(Data to process):
****
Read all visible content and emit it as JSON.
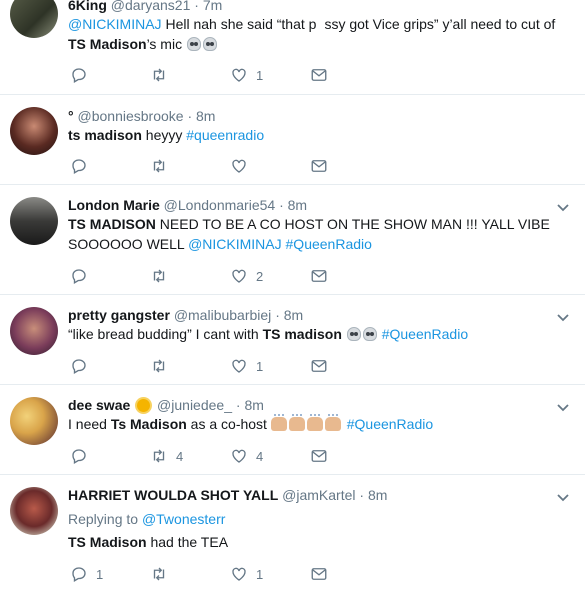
{
  "colors": {
    "link": "#1b95e0",
    "muted": "#657786",
    "text": "#14171a",
    "border": "#e6ecf0"
  },
  "tweets": [
    {
      "name": "6King",
      "handle": "@daryans21",
      "sep": "·",
      "time": "7m",
      "text": {
        "mention": "@NICKIMINAJ",
        "t1": " Hell nah she said “that p",
        "t2": "ssy got Vice grips” y’all need to cut of ",
        "bold": "TS Madison",
        "t3": "’s mic "
      },
      "actions": {
        "reply": "",
        "retweet": "",
        "like": "1"
      }
    },
    {
      "name": "°",
      "handle": "@bonniesbrooke",
      "sep": "·",
      "time": "8m",
      "text": {
        "bold": "ts madison",
        "t1": " heyyy ",
        "hashtag": "#queenradio"
      },
      "actions": {
        "reply": "",
        "retweet": "",
        "like": ""
      }
    },
    {
      "name": "London Marie",
      "handle": "@Londonmarie54",
      "sep": "·",
      "time": "8m",
      "text": {
        "bold": "TS MADISON",
        "t1": " NEED TO BE A CO HOST ON THE SHOW MAN !!! YALL VIBE SOOOOOO WELL ",
        "mention": "@NICKIMINAJ",
        "t2": " ",
        "hashtag": "#QueenRadio"
      },
      "actions": {
        "reply": "",
        "retweet": "",
        "like": "2"
      }
    },
    {
      "name": "pretty gangster",
      "handle": "@malibubarbiej",
      "sep": "·",
      "time": "8m",
      "text": {
        "t1": "“like bread budding” I cant with ",
        "bold": "TS madison",
        "t2": " ",
        "hashtag": "#QueenRadio"
      },
      "actions": {
        "reply": "",
        "retweet": "",
        "like": "1"
      }
    },
    {
      "name": "dee swae",
      "handle": "@juniedee_",
      "sep": "·",
      "time": "8m",
      "text": {
        "t1": "I need ",
        "bold": "Ts Madison",
        "t2": " as a co-host ",
        "hashtag": "#QueenRadio"
      },
      "actions": {
        "reply": "",
        "retweet": "4",
        "like": "4"
      }
    },
    {
      "name": "HARRIET WOULDA SHOT YALL",
      "handle": "@jamKartel",
      "sep": "·",
      "time": "8m",
      "reply_label": "Replying to ",
      "reply_to": "@Twonesterr",
      "text": {
        "bold": "TS Madison",
        "t1": " had the TEA"
      },
      "actions": {
        "reply": "1",
        "retweet": "",
        "like": "1"
      }
    }
  ]
}
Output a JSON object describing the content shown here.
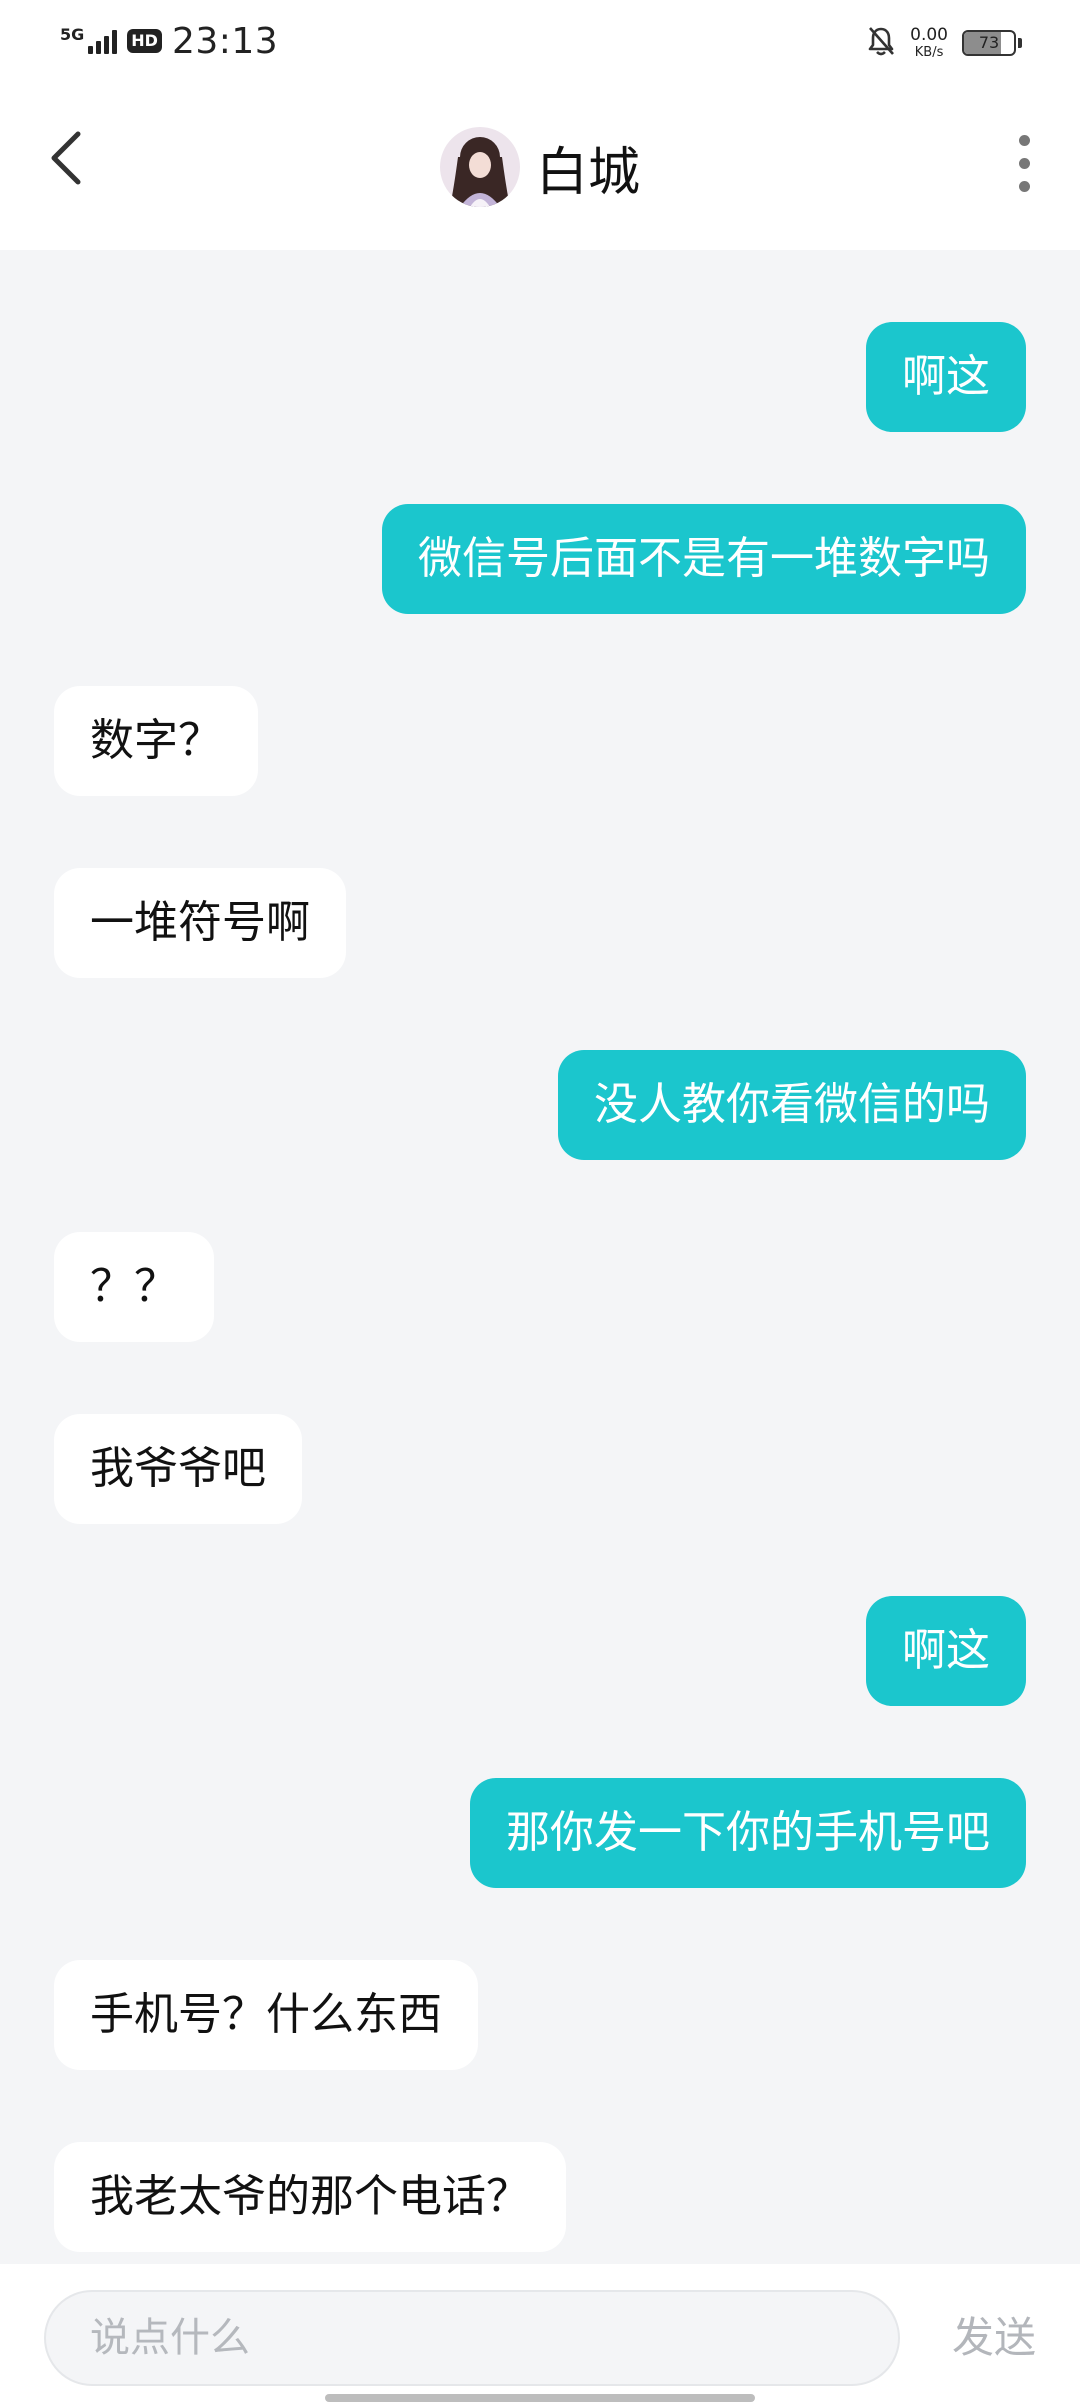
{
  "status_bar": {
    "network": "5G",
    "hd": "HD",
    "time": "23:13",
    "speed_value": "0.00",
    "speed_unit": "KB/s",
    "battery_level": 73,
    "battery_label": "73",
    "icons": [
      "signal-icon",
      "mute-bell-icon",
      "battery-icon"
    ]
  },
  "header": {
    "title": "白城",
    "back_icon": "chevron-left-icon",
    "more_icon": "more-vertical-icon"
  },
  "messages": [
    {
      "from": "me",
      "text": "啊这"
    },
    {
      "from": "me",
      "text": "微信号后面不是有一堆数字吗"
    },
    {
      "from": "other",
      "text": "数字？"
    },
    {
      "from": "other",
      "text": "一堆符号啊"
    },
    {
      "from": "me",
      "text": "没人教你看微信的吗"
    },
    {
      "from": "other",
      "text": "？？"
    },
    {
      "from": "other",
      "text": "我爷爷吧"
    },
    {
      "from": "me",
      "text": "啊这"
    },
    {
      "from": "me",
      "text": "那你发一下你的手机号吧"
    },
    {
      "from": "other",
      "text": "手机号？什么东西"
    },
    {
      "from": "other",
      "text": "我老太爷的那个电话？"
    }
  ],
  "input": {
    "placeholder": "说点什么",
    "value": "",
    "send_label": "发送"
  },
  "colors": {
    "accent": "#1bc6cd",
    "background": "#f4f5f7",
    "bubble_received": "#ffffff"
  }
}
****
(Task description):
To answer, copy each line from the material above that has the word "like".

(Task answer):
        "like": "1"
        "like": ""
        "like": "2"
        "t1": "“like bread budding” I cant with ",
        "like": "1"
        "like": "4"
        "like": "1"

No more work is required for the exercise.